▶ **ACTIVITY**
Each entry here needs to be given again exactly.

(Entries from a dataset of interfaces)
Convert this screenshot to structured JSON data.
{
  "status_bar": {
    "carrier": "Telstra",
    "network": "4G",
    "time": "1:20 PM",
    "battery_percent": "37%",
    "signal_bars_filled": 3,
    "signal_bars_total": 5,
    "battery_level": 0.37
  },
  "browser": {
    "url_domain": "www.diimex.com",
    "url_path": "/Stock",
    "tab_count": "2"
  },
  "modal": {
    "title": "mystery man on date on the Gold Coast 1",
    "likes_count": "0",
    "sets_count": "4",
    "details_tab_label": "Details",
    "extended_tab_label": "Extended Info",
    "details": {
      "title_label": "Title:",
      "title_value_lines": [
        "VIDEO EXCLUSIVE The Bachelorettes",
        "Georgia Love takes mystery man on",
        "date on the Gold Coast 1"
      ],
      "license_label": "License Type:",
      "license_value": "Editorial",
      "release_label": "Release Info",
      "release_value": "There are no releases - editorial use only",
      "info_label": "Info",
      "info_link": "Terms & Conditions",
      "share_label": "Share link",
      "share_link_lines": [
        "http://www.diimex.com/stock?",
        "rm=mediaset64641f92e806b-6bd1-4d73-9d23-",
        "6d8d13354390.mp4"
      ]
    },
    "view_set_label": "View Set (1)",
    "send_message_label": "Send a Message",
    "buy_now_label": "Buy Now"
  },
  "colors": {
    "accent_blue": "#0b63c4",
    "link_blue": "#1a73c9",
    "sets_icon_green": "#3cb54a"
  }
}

▶ **ANSWER SECTION**
Convert this screenshot to structured JSON data.
{
  "status_bar": {
    "carrier": "Telstra",
    "network": "4G",
    "time": "1:20 PM",
    "battery_percent": "37%",
    "signal_bars_filled": 3,
    "signal_bars_total": 5,
    "battery_level": 0.37
  },
  "browser": {
    "url_domain": "www.diimex.com",
    "url_path": "/Stock",
    "tab_count": "2"
  },
  "modal": {
    "title": "mystery man on date on the Gold Coast 1",
    "likes_count": "0",
    "sets_count": "4",
    "details_tab_label": "Details",
    "extended_tab_label": "Extended Info",
    "details": {
      "title_label": "Title:",
      "title_value_lines": [
        "VIDEO EXCLUSIVE The Bachelorettes",
        "Georgia Love takes mystery man on",
        "date on the Gold Coast 1"
      ],
      "license_label": "License Type:",
      "license_value": "Editorial",
      "release_label": "Release Info",
      "release_value": "There are no releases - editorial use only",
      "info_label": "Info",
      "info_link": "Terms & Conditions",
      "share_label": "Share link",
      "share_link_lines": [
        "http://www.diimex.com/stock?",
        "rm=mediaset64641f92e806b-6bd1-4d73-9d23-",
        "6d8d13354390.mp4"
      ]
    },
    "view_set_label": "View Set (1)",
    "send_message_label": "Send a Message",
    "buy_now_label": "Buy Now"
  },
  "colors": {
    "accent_blue": "#0b63c4",
    "link_blue": "#1a73c9",
    "sets_icon_green": "#3cb54a"
  }
}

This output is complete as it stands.